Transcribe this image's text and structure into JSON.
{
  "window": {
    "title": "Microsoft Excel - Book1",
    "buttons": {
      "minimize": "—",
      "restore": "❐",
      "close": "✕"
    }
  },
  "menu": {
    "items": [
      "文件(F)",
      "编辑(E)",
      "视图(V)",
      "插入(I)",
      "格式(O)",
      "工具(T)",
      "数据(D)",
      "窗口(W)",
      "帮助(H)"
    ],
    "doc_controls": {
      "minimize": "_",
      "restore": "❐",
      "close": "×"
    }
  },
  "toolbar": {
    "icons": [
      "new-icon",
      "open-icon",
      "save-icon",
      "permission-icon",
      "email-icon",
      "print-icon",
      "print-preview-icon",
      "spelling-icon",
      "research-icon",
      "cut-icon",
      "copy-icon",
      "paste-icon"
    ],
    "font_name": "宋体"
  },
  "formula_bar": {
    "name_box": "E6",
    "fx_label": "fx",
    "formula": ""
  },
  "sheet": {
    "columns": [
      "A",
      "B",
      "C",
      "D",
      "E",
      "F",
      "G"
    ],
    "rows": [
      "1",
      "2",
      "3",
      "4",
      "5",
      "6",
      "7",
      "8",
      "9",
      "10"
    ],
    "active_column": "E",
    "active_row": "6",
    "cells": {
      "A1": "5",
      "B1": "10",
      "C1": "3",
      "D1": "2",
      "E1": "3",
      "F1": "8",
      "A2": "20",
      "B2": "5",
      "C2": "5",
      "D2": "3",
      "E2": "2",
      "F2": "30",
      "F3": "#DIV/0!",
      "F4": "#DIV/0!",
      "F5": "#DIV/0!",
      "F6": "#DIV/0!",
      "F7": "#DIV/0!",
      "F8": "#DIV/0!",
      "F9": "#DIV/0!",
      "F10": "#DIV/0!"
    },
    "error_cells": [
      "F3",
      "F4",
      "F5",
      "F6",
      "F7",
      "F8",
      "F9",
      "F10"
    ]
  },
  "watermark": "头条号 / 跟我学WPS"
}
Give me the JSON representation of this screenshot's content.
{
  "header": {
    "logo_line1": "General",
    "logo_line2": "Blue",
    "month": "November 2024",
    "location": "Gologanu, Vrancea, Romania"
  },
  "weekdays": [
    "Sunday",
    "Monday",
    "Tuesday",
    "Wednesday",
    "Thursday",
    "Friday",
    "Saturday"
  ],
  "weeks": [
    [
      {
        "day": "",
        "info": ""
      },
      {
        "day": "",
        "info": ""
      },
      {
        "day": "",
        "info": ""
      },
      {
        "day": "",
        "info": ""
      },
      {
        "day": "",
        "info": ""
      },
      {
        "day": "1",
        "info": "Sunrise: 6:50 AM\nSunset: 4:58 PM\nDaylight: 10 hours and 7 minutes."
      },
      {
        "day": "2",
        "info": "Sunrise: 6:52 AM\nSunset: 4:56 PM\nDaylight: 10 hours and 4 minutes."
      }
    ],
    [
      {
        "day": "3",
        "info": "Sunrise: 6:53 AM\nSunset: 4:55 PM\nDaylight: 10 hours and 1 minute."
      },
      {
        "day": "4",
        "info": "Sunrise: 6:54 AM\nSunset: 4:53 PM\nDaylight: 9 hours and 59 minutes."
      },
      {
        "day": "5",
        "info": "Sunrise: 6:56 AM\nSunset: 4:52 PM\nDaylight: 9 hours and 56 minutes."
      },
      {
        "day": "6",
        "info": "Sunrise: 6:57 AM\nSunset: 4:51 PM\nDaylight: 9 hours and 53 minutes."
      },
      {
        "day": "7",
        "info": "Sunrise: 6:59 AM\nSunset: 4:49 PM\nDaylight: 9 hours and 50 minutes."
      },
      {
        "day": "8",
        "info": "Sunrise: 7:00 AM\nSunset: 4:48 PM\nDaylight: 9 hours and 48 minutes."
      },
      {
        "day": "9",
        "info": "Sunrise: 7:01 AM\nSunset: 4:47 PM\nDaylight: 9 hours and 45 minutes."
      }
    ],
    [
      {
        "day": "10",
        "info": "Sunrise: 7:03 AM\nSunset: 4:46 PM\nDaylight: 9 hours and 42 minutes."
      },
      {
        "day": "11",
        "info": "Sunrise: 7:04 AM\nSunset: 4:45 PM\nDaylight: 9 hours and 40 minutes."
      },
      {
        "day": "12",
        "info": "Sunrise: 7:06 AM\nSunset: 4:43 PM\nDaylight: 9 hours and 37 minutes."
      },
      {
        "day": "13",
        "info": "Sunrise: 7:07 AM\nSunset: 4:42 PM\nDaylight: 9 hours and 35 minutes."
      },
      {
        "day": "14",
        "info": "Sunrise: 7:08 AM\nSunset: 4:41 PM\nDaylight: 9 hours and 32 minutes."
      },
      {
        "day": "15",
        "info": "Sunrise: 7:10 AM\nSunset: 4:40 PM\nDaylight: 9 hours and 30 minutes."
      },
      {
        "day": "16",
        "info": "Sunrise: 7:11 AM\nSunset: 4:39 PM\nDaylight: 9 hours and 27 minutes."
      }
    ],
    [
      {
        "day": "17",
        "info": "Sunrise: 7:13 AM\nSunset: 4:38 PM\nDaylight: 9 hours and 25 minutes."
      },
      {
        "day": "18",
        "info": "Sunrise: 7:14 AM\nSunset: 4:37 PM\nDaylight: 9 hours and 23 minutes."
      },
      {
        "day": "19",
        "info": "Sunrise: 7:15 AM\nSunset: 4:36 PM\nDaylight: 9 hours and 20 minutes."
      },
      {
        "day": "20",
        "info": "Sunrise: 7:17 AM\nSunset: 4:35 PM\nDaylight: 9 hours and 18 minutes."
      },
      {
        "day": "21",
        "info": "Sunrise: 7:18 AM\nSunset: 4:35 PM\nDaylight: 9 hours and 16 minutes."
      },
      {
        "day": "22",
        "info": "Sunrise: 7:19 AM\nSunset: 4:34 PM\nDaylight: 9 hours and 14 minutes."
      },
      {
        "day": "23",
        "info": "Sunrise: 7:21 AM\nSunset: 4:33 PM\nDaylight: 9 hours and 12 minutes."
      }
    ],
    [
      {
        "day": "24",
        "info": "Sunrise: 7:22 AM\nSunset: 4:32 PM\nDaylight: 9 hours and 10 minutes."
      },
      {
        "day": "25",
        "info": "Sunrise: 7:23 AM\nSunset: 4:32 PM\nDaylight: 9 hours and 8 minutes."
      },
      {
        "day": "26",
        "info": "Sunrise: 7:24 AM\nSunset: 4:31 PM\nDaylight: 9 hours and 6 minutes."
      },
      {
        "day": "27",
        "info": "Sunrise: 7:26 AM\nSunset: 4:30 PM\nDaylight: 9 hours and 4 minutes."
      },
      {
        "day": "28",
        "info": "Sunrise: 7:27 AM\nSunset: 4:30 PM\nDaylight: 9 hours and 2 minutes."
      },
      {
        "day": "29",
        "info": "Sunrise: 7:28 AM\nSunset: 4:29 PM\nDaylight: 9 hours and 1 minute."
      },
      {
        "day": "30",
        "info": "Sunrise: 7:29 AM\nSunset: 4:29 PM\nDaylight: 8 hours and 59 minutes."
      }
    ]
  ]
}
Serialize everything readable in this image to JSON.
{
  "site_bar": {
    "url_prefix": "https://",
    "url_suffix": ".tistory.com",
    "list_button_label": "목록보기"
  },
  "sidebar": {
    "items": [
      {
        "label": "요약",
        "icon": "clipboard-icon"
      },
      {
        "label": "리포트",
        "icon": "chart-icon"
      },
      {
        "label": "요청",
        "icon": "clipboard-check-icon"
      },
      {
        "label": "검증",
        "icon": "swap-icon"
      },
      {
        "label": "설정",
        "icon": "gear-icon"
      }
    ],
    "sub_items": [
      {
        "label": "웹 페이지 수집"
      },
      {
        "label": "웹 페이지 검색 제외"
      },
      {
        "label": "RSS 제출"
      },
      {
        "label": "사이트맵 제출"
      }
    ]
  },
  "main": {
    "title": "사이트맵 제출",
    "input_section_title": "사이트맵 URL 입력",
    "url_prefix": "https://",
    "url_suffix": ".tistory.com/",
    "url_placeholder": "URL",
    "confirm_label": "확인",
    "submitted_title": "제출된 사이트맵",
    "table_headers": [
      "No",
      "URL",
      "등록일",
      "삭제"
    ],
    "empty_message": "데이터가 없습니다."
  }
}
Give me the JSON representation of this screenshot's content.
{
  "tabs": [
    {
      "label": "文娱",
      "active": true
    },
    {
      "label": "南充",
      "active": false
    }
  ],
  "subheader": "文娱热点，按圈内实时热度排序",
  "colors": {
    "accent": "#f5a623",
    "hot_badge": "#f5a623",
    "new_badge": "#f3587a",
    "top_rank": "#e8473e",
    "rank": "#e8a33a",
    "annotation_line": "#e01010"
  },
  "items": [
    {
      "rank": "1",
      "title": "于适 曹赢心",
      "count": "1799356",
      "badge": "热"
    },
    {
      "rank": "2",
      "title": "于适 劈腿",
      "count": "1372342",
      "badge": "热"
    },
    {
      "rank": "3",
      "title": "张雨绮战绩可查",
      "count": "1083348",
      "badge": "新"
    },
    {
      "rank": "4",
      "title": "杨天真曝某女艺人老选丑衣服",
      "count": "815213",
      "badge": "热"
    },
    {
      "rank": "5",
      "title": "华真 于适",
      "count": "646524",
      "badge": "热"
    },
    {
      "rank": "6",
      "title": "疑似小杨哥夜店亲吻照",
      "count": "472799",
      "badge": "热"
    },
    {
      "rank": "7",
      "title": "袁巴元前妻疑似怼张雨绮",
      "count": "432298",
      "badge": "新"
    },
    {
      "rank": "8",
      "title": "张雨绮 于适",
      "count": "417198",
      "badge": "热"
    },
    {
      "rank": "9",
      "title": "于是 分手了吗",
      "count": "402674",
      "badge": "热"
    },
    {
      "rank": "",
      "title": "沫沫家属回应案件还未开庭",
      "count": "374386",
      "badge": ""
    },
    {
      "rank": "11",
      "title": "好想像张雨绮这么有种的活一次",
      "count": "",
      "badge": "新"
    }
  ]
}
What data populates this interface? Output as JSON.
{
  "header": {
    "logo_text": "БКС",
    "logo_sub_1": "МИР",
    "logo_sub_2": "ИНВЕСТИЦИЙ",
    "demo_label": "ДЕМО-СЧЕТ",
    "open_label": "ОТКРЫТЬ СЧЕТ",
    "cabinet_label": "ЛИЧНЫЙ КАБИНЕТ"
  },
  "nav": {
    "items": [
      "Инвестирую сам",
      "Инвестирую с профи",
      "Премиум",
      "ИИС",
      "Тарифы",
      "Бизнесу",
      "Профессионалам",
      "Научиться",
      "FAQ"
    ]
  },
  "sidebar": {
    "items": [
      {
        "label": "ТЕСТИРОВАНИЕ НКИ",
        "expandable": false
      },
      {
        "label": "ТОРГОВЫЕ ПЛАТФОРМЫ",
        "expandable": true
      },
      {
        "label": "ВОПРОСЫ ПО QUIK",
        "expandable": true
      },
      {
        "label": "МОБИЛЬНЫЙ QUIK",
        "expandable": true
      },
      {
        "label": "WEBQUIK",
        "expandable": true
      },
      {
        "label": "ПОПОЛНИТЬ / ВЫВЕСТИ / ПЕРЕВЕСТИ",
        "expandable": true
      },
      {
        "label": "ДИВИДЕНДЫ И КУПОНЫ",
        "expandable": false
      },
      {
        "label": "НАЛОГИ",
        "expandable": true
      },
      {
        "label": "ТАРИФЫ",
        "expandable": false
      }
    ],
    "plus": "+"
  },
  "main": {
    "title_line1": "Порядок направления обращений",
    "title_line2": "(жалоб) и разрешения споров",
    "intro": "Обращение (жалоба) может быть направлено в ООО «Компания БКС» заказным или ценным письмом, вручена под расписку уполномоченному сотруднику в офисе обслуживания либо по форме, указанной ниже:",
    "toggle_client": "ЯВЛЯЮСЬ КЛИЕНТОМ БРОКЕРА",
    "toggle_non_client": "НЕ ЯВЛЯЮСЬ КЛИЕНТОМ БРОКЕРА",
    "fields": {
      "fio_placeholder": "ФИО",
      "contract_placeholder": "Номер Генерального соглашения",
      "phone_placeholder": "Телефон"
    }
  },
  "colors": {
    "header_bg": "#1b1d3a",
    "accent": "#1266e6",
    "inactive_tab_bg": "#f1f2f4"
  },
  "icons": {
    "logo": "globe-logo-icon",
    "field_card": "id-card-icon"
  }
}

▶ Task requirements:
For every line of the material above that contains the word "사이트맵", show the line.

▶ Answer below:
        "label": "사이트맵 제출"
    "title": "사이트맵 제출",
    "input_section_title": "사이트맵 URL 입력",
    "submitted_title": "제출된 사이트맵",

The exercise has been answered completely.